EXERCISE REQUIREMENTS: Which lines in the records below contain the word "Sinope"? Copy each one out.

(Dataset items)

....................

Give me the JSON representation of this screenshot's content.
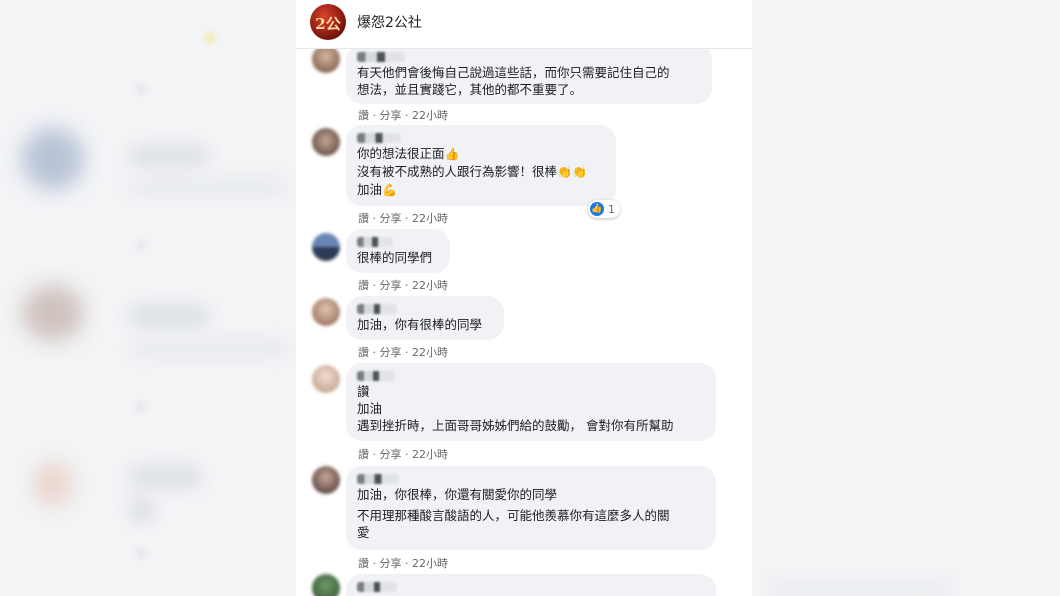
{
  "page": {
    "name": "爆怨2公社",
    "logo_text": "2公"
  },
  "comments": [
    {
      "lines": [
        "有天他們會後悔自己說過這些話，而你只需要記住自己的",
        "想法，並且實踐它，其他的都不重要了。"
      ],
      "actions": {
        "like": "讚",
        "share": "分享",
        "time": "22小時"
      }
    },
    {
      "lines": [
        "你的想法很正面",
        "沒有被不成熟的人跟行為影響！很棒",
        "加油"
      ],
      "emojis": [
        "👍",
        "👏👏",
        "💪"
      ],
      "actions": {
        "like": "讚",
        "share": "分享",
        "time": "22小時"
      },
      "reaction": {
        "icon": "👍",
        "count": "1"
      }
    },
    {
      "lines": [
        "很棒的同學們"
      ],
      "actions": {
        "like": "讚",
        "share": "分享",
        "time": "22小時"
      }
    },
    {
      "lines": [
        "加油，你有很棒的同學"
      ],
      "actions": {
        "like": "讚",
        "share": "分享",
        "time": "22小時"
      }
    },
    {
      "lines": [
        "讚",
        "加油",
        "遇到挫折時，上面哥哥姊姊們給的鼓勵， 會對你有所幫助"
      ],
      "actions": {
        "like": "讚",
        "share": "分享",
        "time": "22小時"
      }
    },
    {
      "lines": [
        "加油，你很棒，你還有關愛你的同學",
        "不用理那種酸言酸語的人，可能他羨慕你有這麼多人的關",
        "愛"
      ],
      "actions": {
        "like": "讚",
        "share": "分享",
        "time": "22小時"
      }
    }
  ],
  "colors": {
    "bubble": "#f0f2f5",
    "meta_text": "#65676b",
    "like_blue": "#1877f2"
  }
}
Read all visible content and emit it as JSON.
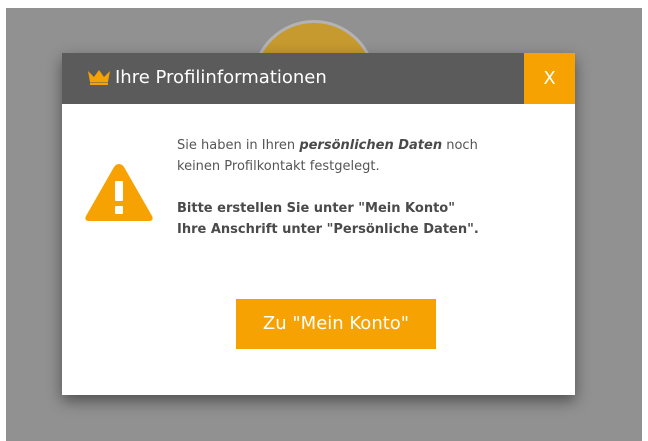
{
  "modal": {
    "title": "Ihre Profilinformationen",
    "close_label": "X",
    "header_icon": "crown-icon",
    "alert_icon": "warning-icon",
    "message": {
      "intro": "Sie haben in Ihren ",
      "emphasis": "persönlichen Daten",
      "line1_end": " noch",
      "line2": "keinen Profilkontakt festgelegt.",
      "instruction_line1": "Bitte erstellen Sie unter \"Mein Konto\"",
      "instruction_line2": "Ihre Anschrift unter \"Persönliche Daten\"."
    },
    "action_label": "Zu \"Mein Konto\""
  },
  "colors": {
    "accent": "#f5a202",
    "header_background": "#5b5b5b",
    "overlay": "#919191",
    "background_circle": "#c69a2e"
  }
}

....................

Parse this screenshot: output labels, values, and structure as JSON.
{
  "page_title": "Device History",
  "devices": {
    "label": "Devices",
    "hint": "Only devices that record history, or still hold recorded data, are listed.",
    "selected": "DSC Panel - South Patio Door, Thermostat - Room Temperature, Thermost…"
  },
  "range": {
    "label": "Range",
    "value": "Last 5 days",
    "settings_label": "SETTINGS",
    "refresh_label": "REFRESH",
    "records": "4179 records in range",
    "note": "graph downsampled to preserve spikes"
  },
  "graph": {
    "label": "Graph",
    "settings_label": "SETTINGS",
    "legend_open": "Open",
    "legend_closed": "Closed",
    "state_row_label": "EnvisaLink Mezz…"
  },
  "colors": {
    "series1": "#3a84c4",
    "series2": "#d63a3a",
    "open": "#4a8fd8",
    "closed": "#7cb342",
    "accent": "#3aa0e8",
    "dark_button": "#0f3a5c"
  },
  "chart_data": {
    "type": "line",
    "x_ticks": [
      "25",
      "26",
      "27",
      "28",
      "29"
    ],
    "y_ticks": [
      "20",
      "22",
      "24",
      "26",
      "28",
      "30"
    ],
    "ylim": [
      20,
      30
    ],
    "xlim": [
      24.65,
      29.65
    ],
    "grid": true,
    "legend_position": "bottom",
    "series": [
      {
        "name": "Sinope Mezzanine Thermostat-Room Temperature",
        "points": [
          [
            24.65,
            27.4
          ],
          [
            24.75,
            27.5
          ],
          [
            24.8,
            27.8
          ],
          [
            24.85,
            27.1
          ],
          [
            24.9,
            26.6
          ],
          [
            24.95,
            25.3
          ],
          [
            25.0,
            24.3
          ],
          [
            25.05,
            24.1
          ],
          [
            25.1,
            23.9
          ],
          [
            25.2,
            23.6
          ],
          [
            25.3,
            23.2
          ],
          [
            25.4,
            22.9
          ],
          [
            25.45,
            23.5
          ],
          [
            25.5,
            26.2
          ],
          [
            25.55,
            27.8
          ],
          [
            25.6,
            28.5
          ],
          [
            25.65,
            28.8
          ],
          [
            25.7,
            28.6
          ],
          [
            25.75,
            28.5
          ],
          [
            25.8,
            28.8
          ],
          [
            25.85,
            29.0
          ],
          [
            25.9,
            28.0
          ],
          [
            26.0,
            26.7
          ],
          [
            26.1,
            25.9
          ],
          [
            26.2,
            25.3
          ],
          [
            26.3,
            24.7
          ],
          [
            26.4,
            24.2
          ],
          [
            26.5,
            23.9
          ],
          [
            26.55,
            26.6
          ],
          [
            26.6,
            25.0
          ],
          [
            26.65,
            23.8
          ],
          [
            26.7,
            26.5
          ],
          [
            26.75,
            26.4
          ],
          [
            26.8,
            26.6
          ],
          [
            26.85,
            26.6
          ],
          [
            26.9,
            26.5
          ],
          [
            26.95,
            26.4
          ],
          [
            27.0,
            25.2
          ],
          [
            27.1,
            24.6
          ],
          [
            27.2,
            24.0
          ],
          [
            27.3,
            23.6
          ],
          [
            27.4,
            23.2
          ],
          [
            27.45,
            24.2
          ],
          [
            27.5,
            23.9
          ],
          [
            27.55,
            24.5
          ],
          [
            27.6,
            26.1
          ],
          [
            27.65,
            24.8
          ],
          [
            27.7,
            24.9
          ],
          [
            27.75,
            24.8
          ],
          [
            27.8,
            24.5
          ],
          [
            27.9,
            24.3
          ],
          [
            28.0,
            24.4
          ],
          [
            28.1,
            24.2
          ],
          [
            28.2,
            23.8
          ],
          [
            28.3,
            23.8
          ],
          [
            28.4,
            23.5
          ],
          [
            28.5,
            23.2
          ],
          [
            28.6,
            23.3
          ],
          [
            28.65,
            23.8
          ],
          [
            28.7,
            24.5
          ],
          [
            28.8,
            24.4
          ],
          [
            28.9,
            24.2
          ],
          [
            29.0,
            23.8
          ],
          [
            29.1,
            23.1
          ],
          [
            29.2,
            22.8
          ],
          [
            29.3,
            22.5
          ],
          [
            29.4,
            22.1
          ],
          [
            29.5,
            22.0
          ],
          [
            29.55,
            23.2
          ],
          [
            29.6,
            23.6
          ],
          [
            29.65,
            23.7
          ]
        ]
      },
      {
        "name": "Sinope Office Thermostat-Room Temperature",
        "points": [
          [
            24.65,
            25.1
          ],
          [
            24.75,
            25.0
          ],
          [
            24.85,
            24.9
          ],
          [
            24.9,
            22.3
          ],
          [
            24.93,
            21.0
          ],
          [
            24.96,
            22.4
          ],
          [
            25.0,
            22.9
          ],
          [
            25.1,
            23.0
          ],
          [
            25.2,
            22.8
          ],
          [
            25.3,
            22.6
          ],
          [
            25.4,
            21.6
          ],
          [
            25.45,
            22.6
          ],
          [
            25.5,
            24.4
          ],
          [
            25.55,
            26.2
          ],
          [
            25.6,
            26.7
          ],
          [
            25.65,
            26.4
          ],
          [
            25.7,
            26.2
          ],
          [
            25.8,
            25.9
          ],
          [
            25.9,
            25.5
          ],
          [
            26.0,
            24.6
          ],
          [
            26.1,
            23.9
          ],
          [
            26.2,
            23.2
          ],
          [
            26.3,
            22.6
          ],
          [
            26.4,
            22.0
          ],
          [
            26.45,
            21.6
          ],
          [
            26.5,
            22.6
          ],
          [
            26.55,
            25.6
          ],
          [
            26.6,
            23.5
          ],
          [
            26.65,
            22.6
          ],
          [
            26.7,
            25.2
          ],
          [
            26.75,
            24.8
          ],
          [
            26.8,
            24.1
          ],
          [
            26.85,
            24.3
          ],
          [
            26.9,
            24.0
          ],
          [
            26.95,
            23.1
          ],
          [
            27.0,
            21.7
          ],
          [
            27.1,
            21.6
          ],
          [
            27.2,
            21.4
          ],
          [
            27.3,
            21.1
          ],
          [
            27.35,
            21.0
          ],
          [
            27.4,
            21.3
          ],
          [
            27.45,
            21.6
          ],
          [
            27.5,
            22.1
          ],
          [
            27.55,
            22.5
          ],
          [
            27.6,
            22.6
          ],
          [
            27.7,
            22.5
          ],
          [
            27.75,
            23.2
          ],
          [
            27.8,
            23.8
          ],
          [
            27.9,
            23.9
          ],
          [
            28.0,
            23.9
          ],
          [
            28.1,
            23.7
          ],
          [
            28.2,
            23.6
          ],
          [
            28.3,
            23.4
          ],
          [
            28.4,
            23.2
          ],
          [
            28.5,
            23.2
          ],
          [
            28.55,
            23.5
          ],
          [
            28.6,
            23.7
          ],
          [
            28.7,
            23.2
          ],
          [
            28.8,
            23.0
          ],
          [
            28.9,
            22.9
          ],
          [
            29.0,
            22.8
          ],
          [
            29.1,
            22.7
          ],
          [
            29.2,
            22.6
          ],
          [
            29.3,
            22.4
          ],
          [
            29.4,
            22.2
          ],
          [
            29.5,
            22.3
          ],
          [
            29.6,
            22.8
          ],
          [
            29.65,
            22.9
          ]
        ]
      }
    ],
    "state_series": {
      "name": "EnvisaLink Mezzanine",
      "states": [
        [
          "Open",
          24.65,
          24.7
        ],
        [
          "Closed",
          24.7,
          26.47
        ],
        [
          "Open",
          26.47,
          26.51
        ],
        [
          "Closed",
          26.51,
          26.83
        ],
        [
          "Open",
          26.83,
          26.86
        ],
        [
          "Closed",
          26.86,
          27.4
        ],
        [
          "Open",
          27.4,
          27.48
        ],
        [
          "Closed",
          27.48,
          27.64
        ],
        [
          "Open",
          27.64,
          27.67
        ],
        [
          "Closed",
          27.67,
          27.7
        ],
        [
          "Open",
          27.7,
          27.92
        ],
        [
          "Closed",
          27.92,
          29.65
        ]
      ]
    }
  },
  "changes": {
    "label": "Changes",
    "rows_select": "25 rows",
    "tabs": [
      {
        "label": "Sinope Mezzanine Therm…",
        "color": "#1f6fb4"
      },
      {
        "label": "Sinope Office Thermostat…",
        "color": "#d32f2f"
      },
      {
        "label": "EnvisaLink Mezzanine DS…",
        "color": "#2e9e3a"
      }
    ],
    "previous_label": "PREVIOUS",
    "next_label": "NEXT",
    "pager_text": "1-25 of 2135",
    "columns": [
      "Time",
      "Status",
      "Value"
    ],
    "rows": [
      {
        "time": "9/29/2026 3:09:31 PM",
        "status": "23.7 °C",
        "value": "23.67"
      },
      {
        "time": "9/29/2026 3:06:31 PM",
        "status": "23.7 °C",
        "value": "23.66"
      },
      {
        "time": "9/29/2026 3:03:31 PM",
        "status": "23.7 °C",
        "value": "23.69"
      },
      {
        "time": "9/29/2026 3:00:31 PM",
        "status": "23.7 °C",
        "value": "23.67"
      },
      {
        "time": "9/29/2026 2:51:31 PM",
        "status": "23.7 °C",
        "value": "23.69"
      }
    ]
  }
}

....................

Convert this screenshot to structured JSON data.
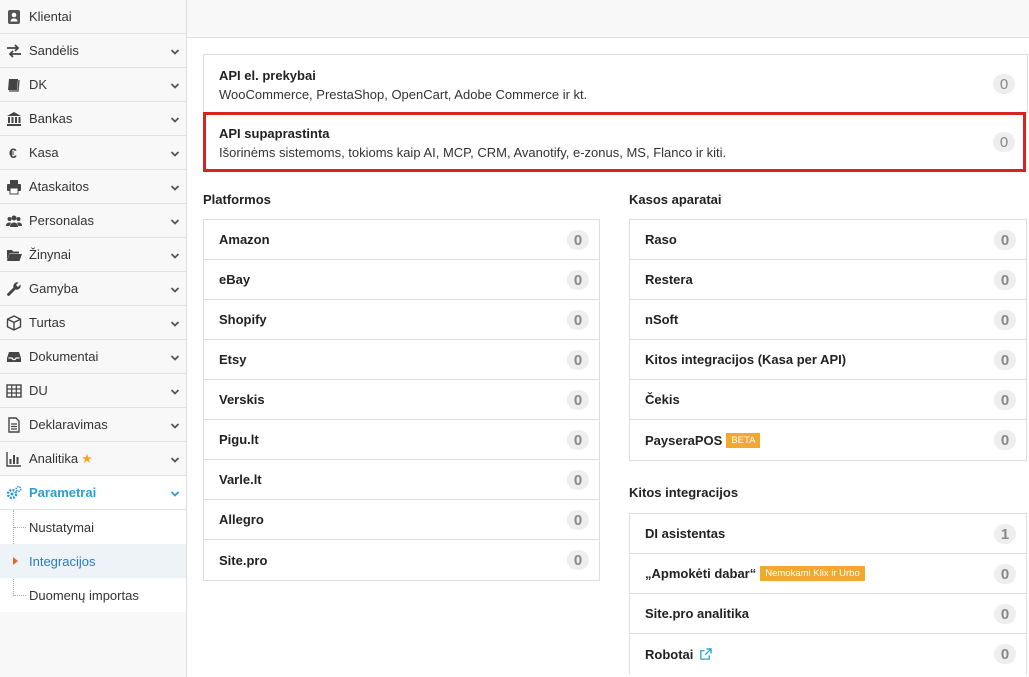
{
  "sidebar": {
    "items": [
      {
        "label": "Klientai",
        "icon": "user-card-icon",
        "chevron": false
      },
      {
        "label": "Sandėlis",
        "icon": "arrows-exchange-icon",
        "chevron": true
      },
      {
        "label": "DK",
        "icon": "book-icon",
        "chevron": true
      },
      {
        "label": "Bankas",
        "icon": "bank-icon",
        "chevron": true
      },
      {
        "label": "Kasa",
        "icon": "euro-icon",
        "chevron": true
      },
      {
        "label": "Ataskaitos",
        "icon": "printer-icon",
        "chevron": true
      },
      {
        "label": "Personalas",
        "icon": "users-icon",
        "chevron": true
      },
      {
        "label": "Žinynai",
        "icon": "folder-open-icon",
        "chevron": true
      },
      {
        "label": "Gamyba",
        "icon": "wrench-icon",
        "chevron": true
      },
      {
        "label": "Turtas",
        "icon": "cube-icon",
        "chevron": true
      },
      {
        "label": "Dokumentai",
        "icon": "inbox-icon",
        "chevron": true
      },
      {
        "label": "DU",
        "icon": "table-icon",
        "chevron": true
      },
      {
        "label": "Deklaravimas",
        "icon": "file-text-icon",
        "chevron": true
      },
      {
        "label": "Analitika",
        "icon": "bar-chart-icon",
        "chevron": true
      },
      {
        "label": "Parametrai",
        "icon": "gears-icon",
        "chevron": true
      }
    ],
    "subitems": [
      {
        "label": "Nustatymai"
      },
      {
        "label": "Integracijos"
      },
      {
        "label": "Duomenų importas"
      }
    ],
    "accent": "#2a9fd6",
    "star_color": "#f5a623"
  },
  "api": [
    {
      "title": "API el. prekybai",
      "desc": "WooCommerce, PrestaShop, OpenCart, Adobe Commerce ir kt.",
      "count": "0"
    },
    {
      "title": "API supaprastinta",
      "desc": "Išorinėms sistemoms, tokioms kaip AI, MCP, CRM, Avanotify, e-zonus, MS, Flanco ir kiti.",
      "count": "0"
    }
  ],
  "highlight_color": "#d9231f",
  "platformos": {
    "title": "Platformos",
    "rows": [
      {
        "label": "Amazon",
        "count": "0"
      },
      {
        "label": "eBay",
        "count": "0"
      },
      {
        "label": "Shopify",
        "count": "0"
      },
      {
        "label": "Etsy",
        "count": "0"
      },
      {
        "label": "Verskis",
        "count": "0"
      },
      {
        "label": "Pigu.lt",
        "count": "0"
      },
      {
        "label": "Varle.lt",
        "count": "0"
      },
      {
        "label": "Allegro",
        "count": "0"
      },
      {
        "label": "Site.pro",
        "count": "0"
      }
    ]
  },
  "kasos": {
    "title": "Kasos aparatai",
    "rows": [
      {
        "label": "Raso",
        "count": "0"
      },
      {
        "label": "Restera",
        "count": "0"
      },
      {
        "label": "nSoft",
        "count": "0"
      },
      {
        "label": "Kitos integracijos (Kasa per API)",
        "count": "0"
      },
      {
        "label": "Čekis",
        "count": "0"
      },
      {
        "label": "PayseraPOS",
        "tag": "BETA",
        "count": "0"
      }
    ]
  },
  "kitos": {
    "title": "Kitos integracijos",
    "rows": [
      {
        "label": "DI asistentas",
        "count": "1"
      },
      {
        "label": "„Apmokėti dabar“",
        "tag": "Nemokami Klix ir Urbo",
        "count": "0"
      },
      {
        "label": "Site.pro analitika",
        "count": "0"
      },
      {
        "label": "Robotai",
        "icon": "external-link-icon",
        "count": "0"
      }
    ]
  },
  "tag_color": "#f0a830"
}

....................

SOLUTION FOR THIS PROBLEM:
        "name": "Sinope Mezzanine Thermostat-Room Temperature",
        "name": "Sinope Office Thermostat-Room Temperature",
        "label": "Sinope Mezzanine Therm…",
        "label": "Sinope Office Thermostat…",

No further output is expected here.